Extracted information Start Marker

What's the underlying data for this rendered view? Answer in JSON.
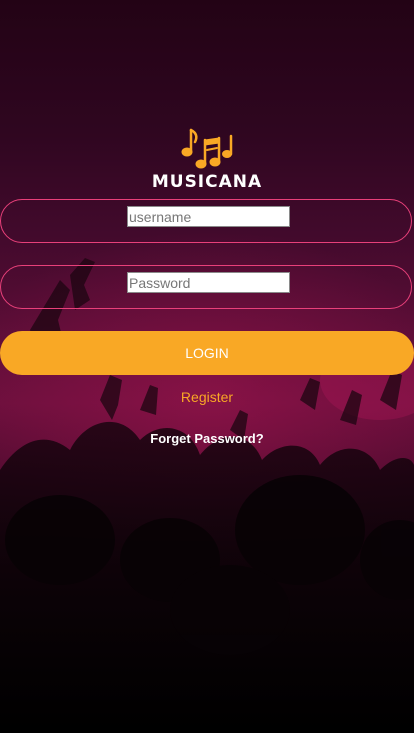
{
  "app": {
    "name": "MUSICANA"
  },
  "login_form": {
    "username_placeholder": "username",
    "password_placeholder": "Password",
    "login_label": "LOGIN",
    "register_label": "Register",
    "forget_password_label": "Forget Password?"
  },
  "icons": {
    "logo": "music-notes-icon"
  },
  "colors": {
    "accent": "#f9a825",
    "field_border": "#e8407a",
    "background_top": "#230315",
    "background_mid": "#6a0f3c",
    "background_bottom": "#000000"
  }
}
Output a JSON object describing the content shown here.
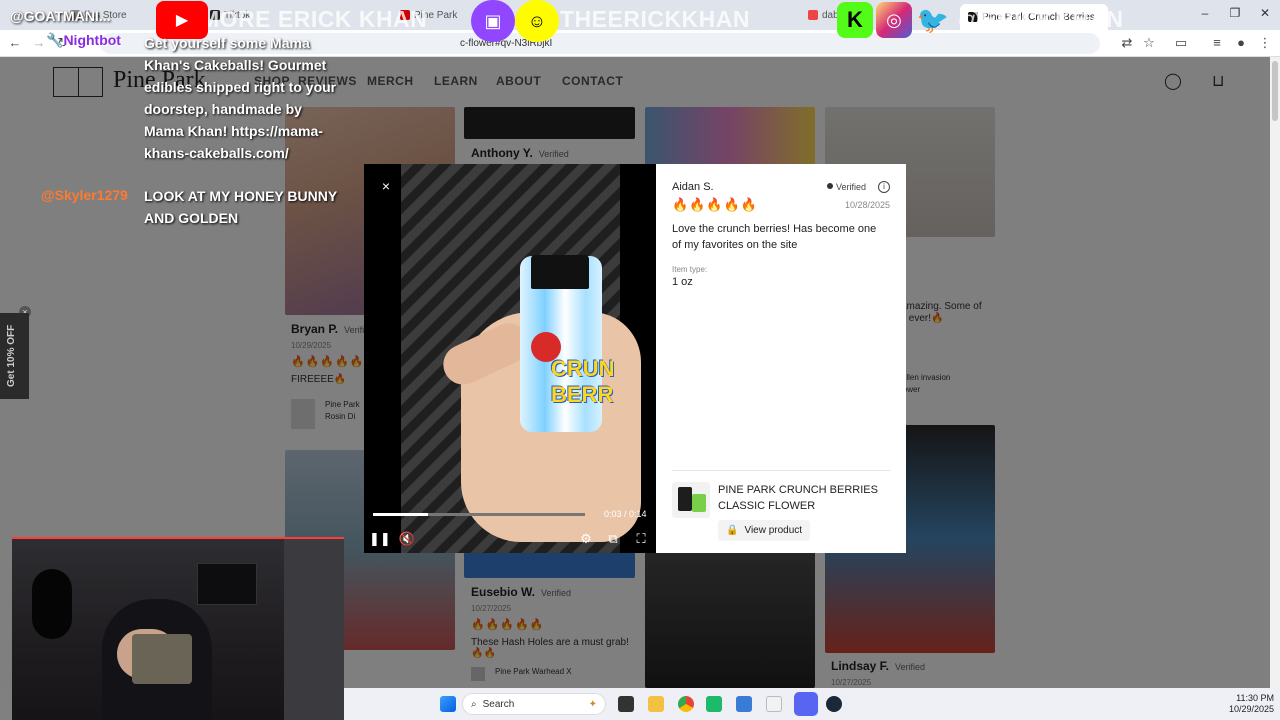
{
  "browser": {
    "tabs": [
      "ffas Store",
      "Tiktok",
      "Pine Park",
      "dab",
      "Pine Park Crunch Berries"
    ],
    "url_suffix": "c-flower#qv-N3iRbjkI",
    "nightbot": "Nightbot"
  },
  "site": {
    "logo": "Pine Park",
    "nav": [
      "SHOP",
      "REVIEWS",
      "MERCH",
      "LEARN",
      "ABOUT",
      "CONTACT"
    ],
    "side_tab": "Get 10% OFF",
    "reviews": [
      {
        "name": "Anthony Y.",
        "verified": "Verified"
      },
      {
        "name": "Bryan P.",
        "verified": "Verified",
        "date": "10/29/2025",
        "stars": "🔥🔥🔥🔥🔥",
        "text": "FIREEEE🔥",
        "product": "Pine Park",
        "product2": "Rosin Di"
      },
      {
        "name": "Eusebio W.",
        "verified": "Verified",
        "date": "10/27/2025",
        "stars": "🔥🔥🔥🔥🔥",
        "text": "These Hash Holes are a must grab! 🔥🔥",
        "product": "Pine Park Warhead X"
      },
      {
        "name": "Lindsay F.",
        "verified": "Verified",
        "date": "10/27/2025"
      },
      {
        "text": "amazing. Some of",
        "text2": "it ever!🔥",
        "product": "Allen invasion",
        "product2": "lower"
      }
    ]
  },
  "modal": {
    "close": "×",
    "video": {
      "current": "0:03",
      "duration": "0:14",
      "progress": 0.26
    },
    "review": {
      "name": "Aidan S.",
      "verified": "Verified",
      "stars": "🔥🔥🔥🔥🔥",
      "date": "10/28/2025",
      "body": "Love the crunch berries! Has become one of my favorites on the site",
      "item_type_label": "Item type:",
      "item_type": "1 oz"
    },
    "product": {
      "name": "PINE PARK CRUNCH BERRIES CLASSIC FLOWER",
      "button": "View product"
    },
    "jar_label": "CRUN BERR"
  },
  "overlay": {
    "top_left": "@GOATMANI...",
    "top_mid": "MORE ERICK KHAN",
    "top_right": "THEERICKKHAN",
    "top_far": "@ERICKKHAN",
    "chat1_user": "Nightbot",
    "chat1_msg": "Get yourself some Mama Khan's Cakeballs! Gourmet edibles shipped right to your doorstep, handmade by Mama Khan! https://mama-khans-cakeballs.com/",
    "chat2_user": "@Skyler1279",
    "chat2_msg": "LOOK AT MY HONEY BUNNY AND GOLDEN"
  },
  "taskbar": {
    "search": "Search",
    "time": "11:30 PM",
    "date": "10/29/2025"
  },
  "colors": {
    "youtube": "#ff0000",
    "twitch": "#9146ff",
    "snapchat": "#fffc00",
    "kick": "#53fc18",
    "twitter": "#1da1f2",
    "chat_orange": "#ff7a2f",
    "chat_purple": "#8a2be2"
  }
}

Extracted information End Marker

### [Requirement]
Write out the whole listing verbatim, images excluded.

### [Answer to the problem]
What's the underlying data for this rendered view? Answer in JSON.
{
  "app": {
    "name": "MUSICANA"
  },
  "login_form": {
    "username_placeholder": "username",
    "password_placeholder": "Password",
    "login_label": "LOGIN",
    "register_label": "Register",
    "forget_password_label": "Forget Password?"
  },
  "icons": {
    "logo": "music-notes-icon"
  },
  "colors": {
    "accent": "#f9a825",
    "field_border": "#e8407a",
    "background_top": "#230315",
    "background_mid": "#6a0f3c",
    "background_bottom": "#000000"
  }
}
Output a JSON object describing the content shown here.
{
  "browser": {
    "tabs": [
      "ffas Store",
      "Tiktok",
      "Pine Park",
      "dab",
      "Pine Park Crunch Berries"
    ],
    "url_suffix": "c-flower#qv-N3iRbjkI",
    "nightbot": "Nightbot"
  },
  "site": {
    "logo": "Pine Park",
    "nav": [
      "SHOP",
      "REVIEWS",
      "MERCH",
      "LEARN",
      "ABOUT",
      "CONTACT"
    ],
    "side_tab": "Get 10% OFF",
    "reviews": [
      {
        "name": "Anthony Y.",
        "verified": "Verified"
      },
      {
        "name": "Bryan P.",
        "verified": "Verified",
        "date": "10/29/2025",
        "stars": "🔥🔥🔥🔥🔥",
        "text": "FIREEEE🔥",
        "product": "Pine Park",
        "product2": "Rosin Di"
      },
      {
        "name": "Eusebio W.",
        "verified": "Verified",
        "date": "10/27/2025",
        "stars": "🔥🔥🔥🔥🔥",
        "text": "These Hash Holes are a must grab! 🔥🔥",
        "product": "Pine Park Warhead X"
      },
      {
        "name": "Lindsay F.",
        "verified": "Verified",
        "date": "10/27/2025"
      },
      {
        "text": "amazing. Some of",
        "text2": "it ever!🔥",
        "product": "Allen invasion",
        "product2": "lower"
      }
    ]
  },
  "modal": {
    "close": "×",
    "video": {
      "current": "0:03",
      "duration": "0:14",
      "progress": 0.26
    },
    "review": {
      "name": "Aidan S.",
      "verified": "Verified",
      "stars": "🔥🔥🔥🔥🔥",
      "date": "10/28/2025",
      "body": "Love the crunch berries! Has become one of my favorites on the site",
      "item_type_label": "Item type:",
      "item_type": "1 oz"
    },
    "product": {
      "name": "PINE PARK CRUNCH BERRIES CLASSIC FLOWER",
      "button": "View product"
    },
    "jar_label": "CRUN BERR"
  },
  "overlay": {
    "top_left": "@GOATMANI...",
    "top_mid": "MORE ERICK KHAN",
    "top_right": "THEERICKKHAN",
    "top_far": "@ERICKKHAN",
    "chat1_user": "Nightbot",
    "chat1_msg": "Get yourself some Mama Khan's Cakeballs! Gourmet edibles shipped right to your doorstep, handmade by Mama Khan! https://mama-khans-cakeballs.com/",
    "chat2_user": "@Skyler1279",
    "chat2_msg": "LOOK AT MY HONEY BUNNY AND GOLDEN"
  },
  "taskbar": {
    "search": "Search",
    "time": "11:30 PM",
    "date": "10/29/2025"
  },
  "colors": {
    "youtube": "#ff0000",
    "twitch": "#9146ff",
    "snapchat": "#fffc00",
    "kick": "#53fc18",
    "twitter": "#1da1f2",
    "chat_orange": "#ff7a2f",
    "chat_purple": "#8a2be2"
  }
}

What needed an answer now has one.